• _Work instruction_: When the string "valor" occurs in a line of the records, show that line.

• _Entries supplied_:
------------------------------
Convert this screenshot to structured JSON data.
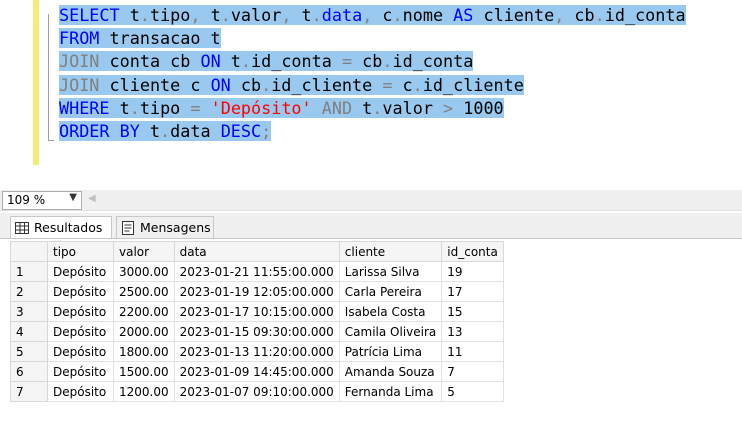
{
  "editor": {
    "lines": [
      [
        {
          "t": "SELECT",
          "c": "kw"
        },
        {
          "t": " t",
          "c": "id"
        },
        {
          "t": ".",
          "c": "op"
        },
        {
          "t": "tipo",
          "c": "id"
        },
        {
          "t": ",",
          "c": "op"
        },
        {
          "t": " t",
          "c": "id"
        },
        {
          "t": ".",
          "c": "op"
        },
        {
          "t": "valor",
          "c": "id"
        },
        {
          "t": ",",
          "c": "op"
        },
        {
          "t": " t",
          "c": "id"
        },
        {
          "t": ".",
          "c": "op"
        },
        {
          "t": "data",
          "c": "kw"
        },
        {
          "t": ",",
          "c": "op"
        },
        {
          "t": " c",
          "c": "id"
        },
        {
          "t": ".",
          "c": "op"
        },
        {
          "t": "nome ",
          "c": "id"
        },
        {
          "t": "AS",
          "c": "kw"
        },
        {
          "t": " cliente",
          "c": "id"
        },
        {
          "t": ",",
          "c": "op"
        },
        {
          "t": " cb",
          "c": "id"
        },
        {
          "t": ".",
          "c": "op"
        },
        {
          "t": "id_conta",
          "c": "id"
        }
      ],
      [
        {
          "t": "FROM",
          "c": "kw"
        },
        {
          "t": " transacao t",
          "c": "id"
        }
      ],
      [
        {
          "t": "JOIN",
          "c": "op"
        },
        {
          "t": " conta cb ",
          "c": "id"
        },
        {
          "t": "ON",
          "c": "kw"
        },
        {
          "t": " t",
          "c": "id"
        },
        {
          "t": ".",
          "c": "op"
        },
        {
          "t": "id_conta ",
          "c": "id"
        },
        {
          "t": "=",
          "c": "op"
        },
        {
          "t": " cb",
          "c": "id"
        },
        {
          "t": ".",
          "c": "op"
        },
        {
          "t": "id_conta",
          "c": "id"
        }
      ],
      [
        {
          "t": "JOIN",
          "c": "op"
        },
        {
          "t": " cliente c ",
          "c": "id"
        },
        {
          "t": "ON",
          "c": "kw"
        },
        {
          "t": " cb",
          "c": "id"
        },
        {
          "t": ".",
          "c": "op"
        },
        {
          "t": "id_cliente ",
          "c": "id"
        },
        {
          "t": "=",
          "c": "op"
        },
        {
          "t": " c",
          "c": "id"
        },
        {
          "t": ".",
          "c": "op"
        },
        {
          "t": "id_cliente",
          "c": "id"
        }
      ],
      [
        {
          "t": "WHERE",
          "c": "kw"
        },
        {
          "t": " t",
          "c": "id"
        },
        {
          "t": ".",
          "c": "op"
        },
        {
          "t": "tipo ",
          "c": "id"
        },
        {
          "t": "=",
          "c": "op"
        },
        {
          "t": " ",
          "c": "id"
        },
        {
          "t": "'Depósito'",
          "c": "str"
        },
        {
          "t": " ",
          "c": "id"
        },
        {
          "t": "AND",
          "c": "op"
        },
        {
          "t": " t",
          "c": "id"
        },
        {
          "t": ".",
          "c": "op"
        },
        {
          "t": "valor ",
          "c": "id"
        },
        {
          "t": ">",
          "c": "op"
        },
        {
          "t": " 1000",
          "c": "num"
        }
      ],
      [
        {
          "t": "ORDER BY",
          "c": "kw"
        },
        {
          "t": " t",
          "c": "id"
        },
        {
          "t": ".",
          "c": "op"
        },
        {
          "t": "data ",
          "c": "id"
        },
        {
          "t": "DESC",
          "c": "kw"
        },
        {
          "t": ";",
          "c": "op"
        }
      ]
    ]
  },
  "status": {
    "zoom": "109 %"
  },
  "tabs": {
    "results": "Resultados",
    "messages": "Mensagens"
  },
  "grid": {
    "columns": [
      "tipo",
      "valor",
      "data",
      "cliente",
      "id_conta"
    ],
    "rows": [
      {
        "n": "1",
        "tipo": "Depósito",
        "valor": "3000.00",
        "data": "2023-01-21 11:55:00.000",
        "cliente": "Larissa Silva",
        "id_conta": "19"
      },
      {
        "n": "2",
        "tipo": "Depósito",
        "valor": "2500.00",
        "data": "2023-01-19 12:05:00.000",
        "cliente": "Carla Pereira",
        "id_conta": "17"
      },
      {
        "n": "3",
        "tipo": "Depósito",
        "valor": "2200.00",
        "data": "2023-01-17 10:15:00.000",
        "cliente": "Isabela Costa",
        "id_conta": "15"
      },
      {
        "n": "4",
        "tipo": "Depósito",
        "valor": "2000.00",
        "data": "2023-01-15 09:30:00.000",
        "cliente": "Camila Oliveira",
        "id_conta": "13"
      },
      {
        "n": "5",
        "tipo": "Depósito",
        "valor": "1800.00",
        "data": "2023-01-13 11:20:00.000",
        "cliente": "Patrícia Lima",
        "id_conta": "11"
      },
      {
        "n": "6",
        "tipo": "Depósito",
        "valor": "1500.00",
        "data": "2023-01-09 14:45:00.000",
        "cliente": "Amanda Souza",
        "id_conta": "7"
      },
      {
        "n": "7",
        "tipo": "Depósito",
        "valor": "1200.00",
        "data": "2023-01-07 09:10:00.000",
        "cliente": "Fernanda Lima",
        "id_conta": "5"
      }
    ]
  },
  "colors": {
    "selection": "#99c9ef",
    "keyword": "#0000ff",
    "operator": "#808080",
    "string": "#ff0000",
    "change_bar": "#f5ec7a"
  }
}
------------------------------
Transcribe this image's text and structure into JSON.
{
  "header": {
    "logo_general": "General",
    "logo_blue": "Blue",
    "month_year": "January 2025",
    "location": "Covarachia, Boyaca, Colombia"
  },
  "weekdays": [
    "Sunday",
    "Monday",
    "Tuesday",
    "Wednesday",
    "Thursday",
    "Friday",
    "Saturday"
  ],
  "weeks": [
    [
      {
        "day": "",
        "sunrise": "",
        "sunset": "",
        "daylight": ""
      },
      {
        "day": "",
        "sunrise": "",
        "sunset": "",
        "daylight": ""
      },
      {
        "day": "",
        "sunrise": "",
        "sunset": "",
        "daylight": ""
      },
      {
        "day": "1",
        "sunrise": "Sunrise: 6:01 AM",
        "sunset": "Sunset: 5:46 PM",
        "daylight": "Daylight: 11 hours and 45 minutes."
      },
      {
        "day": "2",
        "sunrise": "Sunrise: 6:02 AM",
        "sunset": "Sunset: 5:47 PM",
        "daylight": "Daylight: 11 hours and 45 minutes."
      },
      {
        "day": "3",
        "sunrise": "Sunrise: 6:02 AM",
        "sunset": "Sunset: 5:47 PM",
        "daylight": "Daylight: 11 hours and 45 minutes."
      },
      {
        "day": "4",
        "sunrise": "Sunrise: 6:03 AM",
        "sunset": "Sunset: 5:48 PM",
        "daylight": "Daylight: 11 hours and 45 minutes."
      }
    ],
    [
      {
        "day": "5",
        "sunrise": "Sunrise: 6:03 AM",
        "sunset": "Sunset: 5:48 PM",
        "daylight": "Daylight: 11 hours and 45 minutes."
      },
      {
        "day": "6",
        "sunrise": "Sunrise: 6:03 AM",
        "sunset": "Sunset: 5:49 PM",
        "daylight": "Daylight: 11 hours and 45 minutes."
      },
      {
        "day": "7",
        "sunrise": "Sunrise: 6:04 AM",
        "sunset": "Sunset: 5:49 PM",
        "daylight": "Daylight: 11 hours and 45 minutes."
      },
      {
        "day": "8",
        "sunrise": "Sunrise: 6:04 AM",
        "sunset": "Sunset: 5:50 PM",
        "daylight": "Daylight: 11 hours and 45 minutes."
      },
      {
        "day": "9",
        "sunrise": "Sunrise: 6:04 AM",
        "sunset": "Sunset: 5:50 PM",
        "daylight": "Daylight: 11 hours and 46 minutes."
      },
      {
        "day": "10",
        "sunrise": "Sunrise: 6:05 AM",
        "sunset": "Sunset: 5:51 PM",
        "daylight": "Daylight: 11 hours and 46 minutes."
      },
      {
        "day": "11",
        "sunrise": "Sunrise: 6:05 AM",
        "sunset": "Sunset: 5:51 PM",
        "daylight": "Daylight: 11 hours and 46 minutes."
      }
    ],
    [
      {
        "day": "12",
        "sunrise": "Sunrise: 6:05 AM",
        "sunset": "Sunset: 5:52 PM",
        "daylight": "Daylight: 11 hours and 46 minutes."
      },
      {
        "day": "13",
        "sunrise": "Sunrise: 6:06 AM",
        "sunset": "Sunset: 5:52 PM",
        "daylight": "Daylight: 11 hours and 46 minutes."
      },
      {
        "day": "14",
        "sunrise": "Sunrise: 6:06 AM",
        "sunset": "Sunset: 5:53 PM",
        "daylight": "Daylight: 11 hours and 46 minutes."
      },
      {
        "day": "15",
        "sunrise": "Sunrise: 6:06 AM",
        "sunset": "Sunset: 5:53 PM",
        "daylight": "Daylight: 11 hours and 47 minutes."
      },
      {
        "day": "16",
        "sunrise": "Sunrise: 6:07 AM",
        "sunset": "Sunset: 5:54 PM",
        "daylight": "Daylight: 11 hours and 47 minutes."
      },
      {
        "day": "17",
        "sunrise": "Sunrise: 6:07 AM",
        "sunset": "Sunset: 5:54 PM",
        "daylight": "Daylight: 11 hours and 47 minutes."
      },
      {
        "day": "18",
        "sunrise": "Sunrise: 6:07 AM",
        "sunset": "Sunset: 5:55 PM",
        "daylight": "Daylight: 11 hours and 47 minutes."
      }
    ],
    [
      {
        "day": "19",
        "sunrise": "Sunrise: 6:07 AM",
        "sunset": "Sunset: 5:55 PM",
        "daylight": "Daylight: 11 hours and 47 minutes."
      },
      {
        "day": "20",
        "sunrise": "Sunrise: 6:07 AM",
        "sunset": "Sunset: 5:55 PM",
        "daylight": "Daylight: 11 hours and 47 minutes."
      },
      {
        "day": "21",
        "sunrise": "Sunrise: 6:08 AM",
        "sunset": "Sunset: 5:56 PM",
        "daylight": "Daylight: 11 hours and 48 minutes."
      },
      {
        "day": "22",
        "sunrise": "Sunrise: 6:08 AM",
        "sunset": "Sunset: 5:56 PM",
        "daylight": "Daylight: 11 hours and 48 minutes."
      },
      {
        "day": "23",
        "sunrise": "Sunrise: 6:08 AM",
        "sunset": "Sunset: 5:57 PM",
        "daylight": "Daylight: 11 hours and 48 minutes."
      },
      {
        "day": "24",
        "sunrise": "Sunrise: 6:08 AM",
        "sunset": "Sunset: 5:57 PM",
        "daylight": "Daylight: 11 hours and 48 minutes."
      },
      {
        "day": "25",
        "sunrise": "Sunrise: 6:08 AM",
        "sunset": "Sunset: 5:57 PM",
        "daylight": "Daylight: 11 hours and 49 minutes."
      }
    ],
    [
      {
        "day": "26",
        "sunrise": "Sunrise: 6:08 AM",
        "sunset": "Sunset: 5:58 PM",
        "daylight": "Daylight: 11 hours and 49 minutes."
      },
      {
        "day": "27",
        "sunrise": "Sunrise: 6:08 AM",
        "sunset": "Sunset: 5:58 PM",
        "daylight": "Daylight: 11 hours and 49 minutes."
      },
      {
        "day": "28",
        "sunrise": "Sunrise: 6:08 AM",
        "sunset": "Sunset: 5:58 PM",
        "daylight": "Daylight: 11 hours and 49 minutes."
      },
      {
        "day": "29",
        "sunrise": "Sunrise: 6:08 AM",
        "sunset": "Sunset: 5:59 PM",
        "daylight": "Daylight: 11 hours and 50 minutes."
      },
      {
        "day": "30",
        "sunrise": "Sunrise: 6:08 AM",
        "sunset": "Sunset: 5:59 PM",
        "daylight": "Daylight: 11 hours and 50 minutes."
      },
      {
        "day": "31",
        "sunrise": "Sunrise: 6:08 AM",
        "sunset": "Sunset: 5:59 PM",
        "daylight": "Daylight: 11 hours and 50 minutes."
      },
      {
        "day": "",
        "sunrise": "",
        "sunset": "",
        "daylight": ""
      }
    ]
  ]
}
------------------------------
• _Result_:
          "t": "valor",
          "t": "valor ",
      "valor",
        "valor": "3000.00",
        "valor": "2500.00",
        "valor": "2200.00",
        "valor": "2000.00",
        "valor": "1800.00",
        "valor": "1500.00",
        "valor": "1200.00",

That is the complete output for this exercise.